The practice of appearing in public with one’s jeans nearly down to one’s knees became so repugnant to some that in 2004-2005, state legislatures in Louisiana and Virginia attempted to make the act of deliberately exposing one’s underwear in this manner an offense. The offence was extended to girls and g-strings/thongs but arguably, given its rapid proliferation, this was an attack on saggers. The attempts cited, in their preambles, some vague moral or value based argument meant to preserve the state’s character or dignity. As much as one would like to sartorially criticize sagging as a fashion statement, as a society America might do better to condemn the politicos’ attempts to apply law to fashion.

Nevertheless, it remains that the trend of sagging is a disheartening indictment of the state of some youths’ fashion sense. Yes, it does invert the traditional garment paradigm (whilst negating the caveat about being Superman), and its aesthetic merit is questionable, but it’s also in danger of setting a dangerous new precedent.

Sagging offends the mainstream not only because one’s undies are quite, quite outie, but also because of its widespread adoption amongst the disaffected and disenfranchised.

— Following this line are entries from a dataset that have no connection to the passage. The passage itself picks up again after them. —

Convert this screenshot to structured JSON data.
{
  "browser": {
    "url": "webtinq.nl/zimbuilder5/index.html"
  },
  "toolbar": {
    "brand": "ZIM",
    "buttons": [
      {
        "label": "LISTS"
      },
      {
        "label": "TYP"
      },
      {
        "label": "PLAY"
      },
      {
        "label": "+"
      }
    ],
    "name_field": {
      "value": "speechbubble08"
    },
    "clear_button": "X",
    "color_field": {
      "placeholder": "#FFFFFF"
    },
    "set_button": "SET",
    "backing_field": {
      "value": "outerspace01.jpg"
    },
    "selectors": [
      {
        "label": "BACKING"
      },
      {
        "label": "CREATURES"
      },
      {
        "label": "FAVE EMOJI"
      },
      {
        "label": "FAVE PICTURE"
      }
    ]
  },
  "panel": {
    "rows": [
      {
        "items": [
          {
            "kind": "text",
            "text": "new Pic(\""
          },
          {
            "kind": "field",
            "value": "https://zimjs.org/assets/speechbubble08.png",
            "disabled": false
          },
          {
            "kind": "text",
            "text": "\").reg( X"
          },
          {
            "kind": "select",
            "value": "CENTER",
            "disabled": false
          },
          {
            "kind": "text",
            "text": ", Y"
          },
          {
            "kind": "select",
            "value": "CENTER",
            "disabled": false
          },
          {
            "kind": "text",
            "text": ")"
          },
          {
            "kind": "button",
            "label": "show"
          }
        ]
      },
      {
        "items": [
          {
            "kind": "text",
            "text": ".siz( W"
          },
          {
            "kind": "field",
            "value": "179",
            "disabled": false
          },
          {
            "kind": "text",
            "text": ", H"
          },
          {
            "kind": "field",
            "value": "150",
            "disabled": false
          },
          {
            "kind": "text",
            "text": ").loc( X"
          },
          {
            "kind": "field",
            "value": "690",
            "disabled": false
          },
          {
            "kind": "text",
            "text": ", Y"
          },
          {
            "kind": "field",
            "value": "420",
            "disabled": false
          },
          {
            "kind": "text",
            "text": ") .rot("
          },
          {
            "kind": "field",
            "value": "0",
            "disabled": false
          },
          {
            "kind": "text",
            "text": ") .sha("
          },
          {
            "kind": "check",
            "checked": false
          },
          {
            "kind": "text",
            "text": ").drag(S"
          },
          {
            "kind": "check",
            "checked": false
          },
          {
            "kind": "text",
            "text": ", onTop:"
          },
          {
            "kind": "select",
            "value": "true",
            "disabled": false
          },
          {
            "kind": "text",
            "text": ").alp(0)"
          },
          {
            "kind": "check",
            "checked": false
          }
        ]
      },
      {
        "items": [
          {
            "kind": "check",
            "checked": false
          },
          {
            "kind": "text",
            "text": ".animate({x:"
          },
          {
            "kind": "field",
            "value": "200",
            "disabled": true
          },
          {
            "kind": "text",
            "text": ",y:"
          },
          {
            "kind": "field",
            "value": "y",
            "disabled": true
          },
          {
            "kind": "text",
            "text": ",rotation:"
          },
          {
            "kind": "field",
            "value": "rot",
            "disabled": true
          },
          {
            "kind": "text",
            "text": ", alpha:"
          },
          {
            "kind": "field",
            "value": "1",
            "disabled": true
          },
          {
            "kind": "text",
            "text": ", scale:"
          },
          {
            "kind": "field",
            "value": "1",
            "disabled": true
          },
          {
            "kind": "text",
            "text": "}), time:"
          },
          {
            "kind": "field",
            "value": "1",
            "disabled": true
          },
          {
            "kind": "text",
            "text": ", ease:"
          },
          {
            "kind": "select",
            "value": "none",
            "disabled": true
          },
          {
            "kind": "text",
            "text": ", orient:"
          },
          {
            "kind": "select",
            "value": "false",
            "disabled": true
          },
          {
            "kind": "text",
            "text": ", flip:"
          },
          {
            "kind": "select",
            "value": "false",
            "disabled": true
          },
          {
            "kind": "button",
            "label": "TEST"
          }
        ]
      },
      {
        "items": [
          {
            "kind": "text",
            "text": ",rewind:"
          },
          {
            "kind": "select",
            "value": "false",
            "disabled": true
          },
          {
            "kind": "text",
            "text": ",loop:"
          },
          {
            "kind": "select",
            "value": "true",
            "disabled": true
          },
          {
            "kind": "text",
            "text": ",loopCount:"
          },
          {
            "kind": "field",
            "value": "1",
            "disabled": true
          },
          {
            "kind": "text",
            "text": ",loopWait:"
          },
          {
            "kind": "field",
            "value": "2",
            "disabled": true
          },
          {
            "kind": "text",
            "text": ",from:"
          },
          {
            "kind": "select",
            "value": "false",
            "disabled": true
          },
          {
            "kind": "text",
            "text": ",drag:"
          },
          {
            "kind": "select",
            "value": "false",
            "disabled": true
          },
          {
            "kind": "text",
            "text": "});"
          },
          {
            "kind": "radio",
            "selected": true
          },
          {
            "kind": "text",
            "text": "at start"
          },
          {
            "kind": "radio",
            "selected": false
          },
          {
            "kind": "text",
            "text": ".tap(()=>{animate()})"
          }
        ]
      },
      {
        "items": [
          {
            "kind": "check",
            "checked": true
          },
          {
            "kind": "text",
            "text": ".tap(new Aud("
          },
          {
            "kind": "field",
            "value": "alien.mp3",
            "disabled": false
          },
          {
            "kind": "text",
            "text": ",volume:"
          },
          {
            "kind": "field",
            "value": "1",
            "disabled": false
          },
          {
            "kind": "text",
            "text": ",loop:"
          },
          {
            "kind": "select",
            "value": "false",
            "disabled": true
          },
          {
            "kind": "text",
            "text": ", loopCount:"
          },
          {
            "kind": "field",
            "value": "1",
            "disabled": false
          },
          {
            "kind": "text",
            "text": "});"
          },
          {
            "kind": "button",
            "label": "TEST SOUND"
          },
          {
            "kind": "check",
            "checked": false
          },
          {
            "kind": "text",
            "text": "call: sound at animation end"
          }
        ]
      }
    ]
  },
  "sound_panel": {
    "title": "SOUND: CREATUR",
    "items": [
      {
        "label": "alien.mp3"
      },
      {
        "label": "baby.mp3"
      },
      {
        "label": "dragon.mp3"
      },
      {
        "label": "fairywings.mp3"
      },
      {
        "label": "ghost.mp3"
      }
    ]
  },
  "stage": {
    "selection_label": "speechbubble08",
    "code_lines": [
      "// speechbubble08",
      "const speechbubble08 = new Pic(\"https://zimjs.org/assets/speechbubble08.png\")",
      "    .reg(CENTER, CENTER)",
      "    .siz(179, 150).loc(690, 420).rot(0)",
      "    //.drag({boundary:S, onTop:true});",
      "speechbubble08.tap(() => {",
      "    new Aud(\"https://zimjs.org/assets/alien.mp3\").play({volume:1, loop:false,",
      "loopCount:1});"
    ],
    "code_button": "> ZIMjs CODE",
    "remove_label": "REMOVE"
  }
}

The fashion began in correctional facilities (not as, some might say, a signal of one’s willingness to receive anal sex voluntarily) and, in the early ’90s, quickly spread through the hip hop community by way of glorification of the O.G (original gangster) and became an informal system of social-identification; a glorification of the thug life and a visible commentary on what prisons in America meant for its revolving-door inmates — a way of life.

These young men expressed immense discontent at a society that was failing them (and set up to structurally fail them due to issues of racial profiling and a stilted justice system) in a “politics that does not look like politics” civil, everyday action form of protest: sagging. From rappers like Ice-T, the trend spread nationwide; sagging one’s pants and flashing one’s undies meant expressing one’s solidarity with friends and family incarcerated in prison. It became a statement about one’s musical and socio-economic affiliation, and finally, emerged fully-formed as a purely aesthetic fashion trend.

However, the act of sagging quickly lost its political bite and social commentary through imitation. Sagging has, in other words, gone mainstream and for this reason, it’s a trend that may very well be in its last throes, but the impulse to flaunt one’s undies will live on.

What form men’s undies as outies may take next is anyone’s guess. One thing seems certain, though: underwear is out, now, and it ain’t never going back. Superman and a few others have seen to that.